Collection entries
»»

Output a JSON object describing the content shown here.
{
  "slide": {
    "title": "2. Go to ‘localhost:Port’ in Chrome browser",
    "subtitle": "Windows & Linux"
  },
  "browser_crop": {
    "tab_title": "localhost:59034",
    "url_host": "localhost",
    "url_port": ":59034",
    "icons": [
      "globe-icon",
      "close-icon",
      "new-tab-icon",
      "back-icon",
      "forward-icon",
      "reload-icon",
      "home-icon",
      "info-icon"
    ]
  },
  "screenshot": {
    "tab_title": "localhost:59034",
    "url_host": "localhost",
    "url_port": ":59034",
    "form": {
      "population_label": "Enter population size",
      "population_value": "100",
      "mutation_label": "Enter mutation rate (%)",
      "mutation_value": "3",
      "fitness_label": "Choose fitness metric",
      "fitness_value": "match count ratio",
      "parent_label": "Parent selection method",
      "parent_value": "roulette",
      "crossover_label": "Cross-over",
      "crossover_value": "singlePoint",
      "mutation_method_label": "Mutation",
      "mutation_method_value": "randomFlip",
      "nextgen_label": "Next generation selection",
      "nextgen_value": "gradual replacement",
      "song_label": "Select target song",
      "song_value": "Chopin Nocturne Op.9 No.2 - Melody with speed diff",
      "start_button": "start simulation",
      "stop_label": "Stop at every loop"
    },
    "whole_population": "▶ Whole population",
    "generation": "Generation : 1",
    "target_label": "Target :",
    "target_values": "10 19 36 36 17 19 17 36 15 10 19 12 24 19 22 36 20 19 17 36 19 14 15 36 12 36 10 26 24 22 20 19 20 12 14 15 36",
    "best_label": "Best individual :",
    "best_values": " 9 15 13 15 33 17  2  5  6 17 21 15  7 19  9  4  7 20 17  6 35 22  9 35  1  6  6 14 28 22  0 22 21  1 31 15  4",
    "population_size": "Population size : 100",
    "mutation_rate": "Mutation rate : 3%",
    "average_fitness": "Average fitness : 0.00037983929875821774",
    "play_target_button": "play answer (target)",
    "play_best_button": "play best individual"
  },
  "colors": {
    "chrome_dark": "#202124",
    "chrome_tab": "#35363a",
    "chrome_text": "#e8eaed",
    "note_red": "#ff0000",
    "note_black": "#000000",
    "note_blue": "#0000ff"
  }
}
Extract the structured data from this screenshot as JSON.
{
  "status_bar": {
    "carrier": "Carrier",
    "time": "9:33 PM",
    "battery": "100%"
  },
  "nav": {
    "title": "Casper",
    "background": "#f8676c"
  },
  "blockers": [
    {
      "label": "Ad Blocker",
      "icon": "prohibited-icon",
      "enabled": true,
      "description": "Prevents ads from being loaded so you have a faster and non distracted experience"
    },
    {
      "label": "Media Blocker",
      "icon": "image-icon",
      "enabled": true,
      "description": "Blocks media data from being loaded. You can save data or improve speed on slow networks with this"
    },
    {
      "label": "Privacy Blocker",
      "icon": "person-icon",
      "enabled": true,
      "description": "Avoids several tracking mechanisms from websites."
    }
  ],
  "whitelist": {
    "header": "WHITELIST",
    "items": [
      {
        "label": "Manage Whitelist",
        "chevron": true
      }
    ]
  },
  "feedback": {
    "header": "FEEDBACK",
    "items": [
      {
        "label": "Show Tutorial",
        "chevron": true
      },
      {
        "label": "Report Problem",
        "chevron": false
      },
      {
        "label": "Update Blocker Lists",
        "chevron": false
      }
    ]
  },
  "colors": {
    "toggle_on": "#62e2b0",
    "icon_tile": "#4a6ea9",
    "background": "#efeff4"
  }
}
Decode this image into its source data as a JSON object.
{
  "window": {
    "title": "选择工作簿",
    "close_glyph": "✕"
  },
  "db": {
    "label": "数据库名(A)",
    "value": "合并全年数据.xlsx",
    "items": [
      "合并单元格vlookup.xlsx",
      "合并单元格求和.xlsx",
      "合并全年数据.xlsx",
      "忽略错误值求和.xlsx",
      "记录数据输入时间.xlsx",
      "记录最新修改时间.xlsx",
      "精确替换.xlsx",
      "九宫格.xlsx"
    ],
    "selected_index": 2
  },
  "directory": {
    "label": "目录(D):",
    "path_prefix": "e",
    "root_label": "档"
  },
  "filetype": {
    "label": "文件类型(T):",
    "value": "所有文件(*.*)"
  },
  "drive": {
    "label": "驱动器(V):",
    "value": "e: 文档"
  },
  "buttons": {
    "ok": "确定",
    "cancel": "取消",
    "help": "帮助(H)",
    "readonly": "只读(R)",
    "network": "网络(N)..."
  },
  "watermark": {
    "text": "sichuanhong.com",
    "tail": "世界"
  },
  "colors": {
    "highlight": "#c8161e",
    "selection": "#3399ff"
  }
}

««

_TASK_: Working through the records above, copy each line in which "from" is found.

_ANSWER SECTION_:
Extract the structured data from this screenshot as JSON.
      "description": "Prevents ads from being loaded so you have a faster and non distracted experience"
      "description": "Blocks media data from being loaded. You can save data or improve speed on slow networks with this"
      "description": "Avoids several tracking mechanisms from websites."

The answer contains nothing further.